[Data supplied Boundary: Start]

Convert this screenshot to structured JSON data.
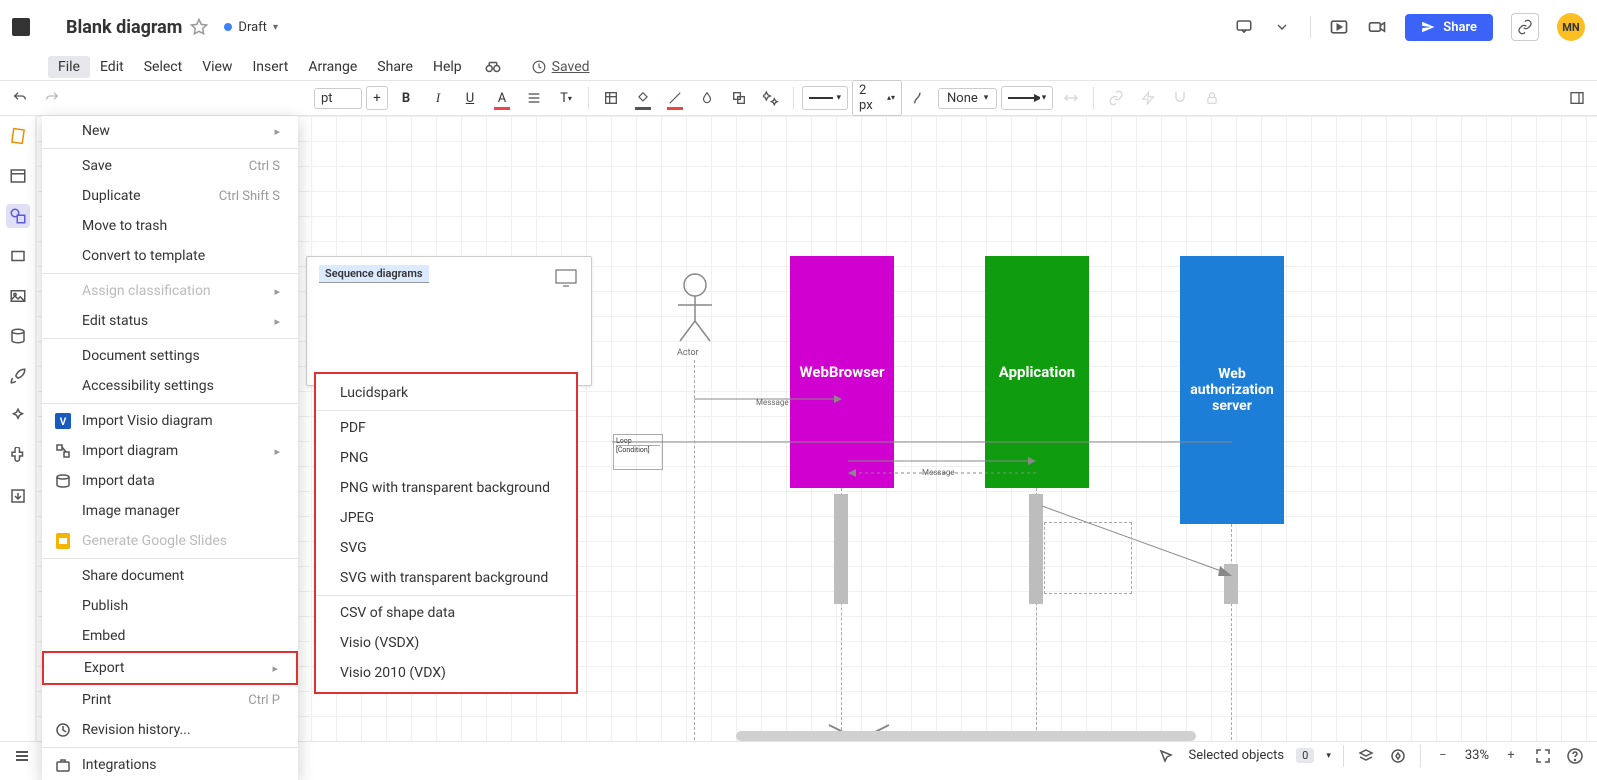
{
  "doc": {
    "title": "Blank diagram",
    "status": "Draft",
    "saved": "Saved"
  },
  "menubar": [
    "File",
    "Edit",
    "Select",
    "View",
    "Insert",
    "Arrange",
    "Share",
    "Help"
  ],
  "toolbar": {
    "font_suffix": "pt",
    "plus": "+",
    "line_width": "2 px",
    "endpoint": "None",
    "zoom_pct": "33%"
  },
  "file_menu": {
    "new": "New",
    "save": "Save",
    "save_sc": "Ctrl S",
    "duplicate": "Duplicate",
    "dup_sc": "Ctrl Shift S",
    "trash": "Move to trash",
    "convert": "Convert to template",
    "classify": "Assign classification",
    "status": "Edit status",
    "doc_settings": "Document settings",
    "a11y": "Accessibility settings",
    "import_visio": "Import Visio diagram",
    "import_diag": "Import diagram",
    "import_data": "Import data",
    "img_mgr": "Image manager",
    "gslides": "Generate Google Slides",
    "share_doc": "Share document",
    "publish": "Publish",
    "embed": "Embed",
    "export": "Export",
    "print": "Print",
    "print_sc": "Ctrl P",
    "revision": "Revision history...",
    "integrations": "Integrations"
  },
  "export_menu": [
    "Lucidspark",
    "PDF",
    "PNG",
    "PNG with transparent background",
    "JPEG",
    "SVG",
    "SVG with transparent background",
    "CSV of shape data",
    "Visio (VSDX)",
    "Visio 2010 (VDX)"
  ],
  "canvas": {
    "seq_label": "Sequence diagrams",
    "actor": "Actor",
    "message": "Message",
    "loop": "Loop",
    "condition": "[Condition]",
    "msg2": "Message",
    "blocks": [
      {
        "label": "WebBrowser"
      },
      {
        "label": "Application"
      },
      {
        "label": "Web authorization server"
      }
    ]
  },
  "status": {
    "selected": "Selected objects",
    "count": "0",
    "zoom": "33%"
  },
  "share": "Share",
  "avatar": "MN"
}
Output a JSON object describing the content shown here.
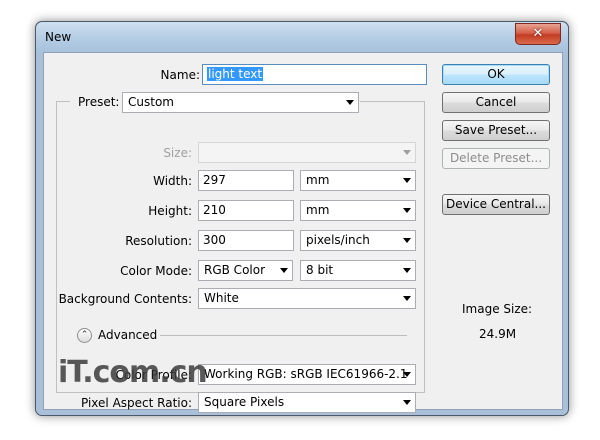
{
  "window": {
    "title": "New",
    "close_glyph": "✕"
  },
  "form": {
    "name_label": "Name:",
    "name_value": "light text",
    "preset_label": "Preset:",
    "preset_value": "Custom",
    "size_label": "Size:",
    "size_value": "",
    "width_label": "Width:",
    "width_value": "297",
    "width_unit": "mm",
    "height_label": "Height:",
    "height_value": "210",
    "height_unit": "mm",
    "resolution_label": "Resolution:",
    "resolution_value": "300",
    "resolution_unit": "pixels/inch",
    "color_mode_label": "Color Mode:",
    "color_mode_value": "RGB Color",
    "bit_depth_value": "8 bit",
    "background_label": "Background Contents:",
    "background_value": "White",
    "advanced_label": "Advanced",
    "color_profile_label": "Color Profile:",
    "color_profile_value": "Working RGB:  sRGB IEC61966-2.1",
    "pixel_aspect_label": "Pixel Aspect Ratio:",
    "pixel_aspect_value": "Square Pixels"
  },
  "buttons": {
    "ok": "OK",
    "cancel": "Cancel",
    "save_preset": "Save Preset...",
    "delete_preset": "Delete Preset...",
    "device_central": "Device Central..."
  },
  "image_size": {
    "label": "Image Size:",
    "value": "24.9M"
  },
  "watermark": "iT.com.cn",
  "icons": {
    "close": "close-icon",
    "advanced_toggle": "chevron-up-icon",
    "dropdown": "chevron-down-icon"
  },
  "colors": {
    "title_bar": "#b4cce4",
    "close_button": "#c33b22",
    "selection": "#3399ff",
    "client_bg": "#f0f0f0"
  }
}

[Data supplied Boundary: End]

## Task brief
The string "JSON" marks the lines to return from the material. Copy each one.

## Output for this task
Convert this screenshot to structured JSON data.
Output a JSON object describing the content shown here.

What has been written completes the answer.